Shun’s best feature, besides their very generous warranty offers, is their free re-sharpening service for all series.
- Many series to choose from
- Sora, their entry-level variant, is quite affordable
- Free re-sharpening service for all time
- Thicker spine and bolster make it heavier than most Japanese knives
- Some say Shuns are a bit overpriced
Best Selling Variant: Sora 8-Inch Chef’s Knife
The spine is thicker and the belly more curved, reminiscent of a European chef’s knife than a Japanese Deba.
The dark-colored handle, with a decorative badge on the butt, is made of a thermoplastic material.
Of all Shun blades, this is priced most reasonably.
And for under $100, it’s a decent enough knife even for professional chefs.
Mac: A Great New Knife on the Block
Mac’s chairman, T.Kobayashi, experienced firsthand how tough it is to use a traditional German knife in the kitchen.
It is bulky and heavy, the sharp tip breaks off easily, and it’s a pain to maneuver on the chopping board.
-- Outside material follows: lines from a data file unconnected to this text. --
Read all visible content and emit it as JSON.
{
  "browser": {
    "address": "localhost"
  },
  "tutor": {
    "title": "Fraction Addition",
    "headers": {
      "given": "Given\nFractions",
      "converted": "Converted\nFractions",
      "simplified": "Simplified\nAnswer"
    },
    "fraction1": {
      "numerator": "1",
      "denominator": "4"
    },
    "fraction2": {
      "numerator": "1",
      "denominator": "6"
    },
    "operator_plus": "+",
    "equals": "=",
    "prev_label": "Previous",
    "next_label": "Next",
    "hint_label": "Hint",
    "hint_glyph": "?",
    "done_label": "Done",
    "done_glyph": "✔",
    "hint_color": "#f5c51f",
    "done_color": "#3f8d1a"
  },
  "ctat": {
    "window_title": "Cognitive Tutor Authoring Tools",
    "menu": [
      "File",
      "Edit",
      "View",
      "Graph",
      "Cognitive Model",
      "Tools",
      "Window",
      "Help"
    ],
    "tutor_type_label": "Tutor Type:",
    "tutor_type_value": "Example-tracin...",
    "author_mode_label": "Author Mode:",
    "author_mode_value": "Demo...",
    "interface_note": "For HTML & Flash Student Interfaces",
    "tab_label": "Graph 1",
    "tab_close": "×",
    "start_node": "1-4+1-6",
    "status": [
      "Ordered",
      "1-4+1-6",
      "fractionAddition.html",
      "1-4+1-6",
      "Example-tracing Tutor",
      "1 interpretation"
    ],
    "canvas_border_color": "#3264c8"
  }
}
When he came home from a restaurant stint abroad in 1958, he began conceptualizing a knife that is lighter, sharper, and easier to use.
Kobayashi started with only two at the time.
Today, Mac offers several series and has sold over 30 million knives all over the world.
Creating the Knife
The whole production process of Mac involves 15 steps, starting from pressing out the basic contour of the knife from a steel plate and ending in a visual inspection before the final product gets packed.
Except for the pressing and baking, the whole process is done by hand by their skilled craftsmen.
The company doesn’t have a specific designation for the steel they use.
But the steel has a high carbon content, fortified with various metal alloys.
For corrosion resistance and flexibility, they added Chrome, Molybdenum, and Vanadium.
For enhanced sharpness and durability, they added Tungsten.
Today, Mac offers seven series including the Professional, Japanese, and Damascus, just to name a few.
The Original, the first Kobayashi design, is made of an extremely thin (less than 2mm) and flexible blade with a curved rather than pointy tip.
It is full tang and triple riveted but doesn’t have a bolster.
Instead, the wooden handle slightly extends to the spine for a better and safer grip.
The hole punched near the tip for hanging is an interesting addition since, at the time, blocks and magnetic strips weren’t invented yet.
The newer variants that followed haven’t changed much in terms of the overall look.
It seems like Mac stuck to T. Kobayashi’s design because it worked.
- Hard but flexible
- Extremely thin and sharp
- Safety features
- Some variants are affordable
- Most handles are made only of wood
- Some variants are in the mid-range, the rest are quite pricey
Best Selling Variant: Chef Series 8-Inch Dimpled Chef’s Knife
This is great for slicing almost any food because the spine is thin at 2mm, the belly is straight, and curves only towards the tip.
The vertical indentations that run before the blade’s edge help to prevent food from sticking.
It has a full tang, no bolster, and the wooden handle is triple-riveted.
You can rely on the fact that any Japanese brand is good and, therefore, a must-have in the kitchen.
Shun, a reliable brand, is easy to like.
They are one of the few that offer free re-sharpening services for life!
But for a Japanese blade, it is quite heavy. And many have lamented that it is a tad overpriced.
Many love Mac because it is surprisingly light and easy to use.
Some may nitpick that these are stamped and, while that’s a fair criticism, it doesn’t matter in this particular case because of the hard work the craftsmen put in sharpening and polishing each piece before it gets delivered.